EXERCISE
Scan the records below. Copy every line in which the word "amount" appears.

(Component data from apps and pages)
-*-*-
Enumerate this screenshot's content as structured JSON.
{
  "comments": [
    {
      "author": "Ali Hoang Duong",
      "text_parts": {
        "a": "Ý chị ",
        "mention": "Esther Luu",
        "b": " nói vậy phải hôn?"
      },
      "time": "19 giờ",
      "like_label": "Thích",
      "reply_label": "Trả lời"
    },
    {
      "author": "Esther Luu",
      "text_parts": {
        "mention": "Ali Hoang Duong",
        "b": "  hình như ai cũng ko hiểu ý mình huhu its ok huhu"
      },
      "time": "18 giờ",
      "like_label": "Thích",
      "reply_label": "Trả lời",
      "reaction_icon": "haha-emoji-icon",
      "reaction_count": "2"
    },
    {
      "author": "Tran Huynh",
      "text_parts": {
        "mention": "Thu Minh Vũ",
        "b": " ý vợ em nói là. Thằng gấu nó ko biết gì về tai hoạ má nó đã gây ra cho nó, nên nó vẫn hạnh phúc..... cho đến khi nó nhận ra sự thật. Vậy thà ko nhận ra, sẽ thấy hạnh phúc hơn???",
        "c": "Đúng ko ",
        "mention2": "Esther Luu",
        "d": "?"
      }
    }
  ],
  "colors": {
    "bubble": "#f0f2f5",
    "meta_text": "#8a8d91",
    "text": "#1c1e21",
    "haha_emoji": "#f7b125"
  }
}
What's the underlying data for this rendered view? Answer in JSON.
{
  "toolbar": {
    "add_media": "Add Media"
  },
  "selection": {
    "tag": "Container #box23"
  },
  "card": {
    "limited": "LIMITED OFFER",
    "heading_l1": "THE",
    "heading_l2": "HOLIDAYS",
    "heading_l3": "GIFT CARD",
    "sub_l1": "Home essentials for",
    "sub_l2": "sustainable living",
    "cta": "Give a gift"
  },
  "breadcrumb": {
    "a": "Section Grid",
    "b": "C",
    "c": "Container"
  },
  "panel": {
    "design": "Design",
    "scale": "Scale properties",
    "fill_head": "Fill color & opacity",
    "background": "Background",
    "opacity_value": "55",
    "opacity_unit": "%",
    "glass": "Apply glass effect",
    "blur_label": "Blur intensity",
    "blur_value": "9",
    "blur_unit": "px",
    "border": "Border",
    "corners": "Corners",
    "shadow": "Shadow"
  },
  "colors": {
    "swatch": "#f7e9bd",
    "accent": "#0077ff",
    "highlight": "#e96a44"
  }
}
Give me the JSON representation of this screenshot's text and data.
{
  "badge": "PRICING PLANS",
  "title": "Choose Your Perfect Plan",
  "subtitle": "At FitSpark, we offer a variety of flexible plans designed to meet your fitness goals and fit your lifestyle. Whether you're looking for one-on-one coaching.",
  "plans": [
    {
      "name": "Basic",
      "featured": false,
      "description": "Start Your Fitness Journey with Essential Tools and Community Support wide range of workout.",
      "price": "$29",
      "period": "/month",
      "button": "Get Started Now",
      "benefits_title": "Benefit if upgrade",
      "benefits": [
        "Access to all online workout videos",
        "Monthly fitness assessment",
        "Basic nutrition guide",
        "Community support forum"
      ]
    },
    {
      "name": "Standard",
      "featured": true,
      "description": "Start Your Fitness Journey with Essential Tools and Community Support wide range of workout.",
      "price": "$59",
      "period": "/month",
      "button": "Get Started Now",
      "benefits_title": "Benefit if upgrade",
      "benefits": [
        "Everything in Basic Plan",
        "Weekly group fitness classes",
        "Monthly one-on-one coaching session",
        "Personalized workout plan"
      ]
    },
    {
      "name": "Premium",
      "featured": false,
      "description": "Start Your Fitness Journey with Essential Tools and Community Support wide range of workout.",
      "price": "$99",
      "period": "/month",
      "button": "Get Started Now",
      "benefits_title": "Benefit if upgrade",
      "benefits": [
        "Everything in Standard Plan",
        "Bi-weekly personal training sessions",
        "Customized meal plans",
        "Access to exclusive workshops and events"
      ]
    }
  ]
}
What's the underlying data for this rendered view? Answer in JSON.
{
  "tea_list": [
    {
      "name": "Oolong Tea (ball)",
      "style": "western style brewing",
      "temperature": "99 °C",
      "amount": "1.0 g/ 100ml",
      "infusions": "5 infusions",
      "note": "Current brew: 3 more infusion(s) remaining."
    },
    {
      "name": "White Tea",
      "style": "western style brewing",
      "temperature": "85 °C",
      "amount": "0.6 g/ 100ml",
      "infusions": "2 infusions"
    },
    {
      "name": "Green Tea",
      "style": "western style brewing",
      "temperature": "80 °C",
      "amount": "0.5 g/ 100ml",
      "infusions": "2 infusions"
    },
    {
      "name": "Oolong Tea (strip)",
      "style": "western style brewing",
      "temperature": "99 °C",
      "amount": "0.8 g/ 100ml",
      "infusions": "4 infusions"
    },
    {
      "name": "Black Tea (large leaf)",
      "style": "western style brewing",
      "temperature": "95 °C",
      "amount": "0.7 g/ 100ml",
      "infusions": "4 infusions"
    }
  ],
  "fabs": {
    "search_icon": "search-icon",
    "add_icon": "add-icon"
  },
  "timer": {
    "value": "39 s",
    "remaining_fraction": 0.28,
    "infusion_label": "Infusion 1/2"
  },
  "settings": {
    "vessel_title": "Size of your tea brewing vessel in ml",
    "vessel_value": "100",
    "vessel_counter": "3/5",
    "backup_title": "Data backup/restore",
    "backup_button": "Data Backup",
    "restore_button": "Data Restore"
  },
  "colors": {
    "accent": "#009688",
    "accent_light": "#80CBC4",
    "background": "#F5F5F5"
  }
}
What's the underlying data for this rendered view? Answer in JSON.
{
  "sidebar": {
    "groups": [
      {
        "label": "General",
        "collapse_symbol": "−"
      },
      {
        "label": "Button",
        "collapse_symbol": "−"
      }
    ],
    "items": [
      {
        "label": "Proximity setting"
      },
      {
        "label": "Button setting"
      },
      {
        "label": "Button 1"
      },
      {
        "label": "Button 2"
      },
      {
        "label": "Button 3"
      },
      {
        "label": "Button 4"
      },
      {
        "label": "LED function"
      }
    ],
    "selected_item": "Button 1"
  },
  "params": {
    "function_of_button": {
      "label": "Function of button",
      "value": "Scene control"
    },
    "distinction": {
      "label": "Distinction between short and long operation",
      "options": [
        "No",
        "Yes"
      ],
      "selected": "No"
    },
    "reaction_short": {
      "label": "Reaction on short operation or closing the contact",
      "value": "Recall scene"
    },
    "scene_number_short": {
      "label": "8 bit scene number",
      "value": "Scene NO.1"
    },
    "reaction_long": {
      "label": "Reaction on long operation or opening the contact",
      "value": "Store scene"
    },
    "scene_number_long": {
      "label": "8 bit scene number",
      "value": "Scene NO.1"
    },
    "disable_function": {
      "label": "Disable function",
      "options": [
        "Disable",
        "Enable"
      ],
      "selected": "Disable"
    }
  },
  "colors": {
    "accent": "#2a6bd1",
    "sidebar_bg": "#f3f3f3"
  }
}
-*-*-
FINAL ANSWER
      "amount": "1.0 g/ 100ml",
      "amount": "0.6 g/ 100ml",
      "amount": "0.5 g/ 100ml",
      "amount": "0.8 g/ 100ml",
      "amount": "0.7 g/ 100ml",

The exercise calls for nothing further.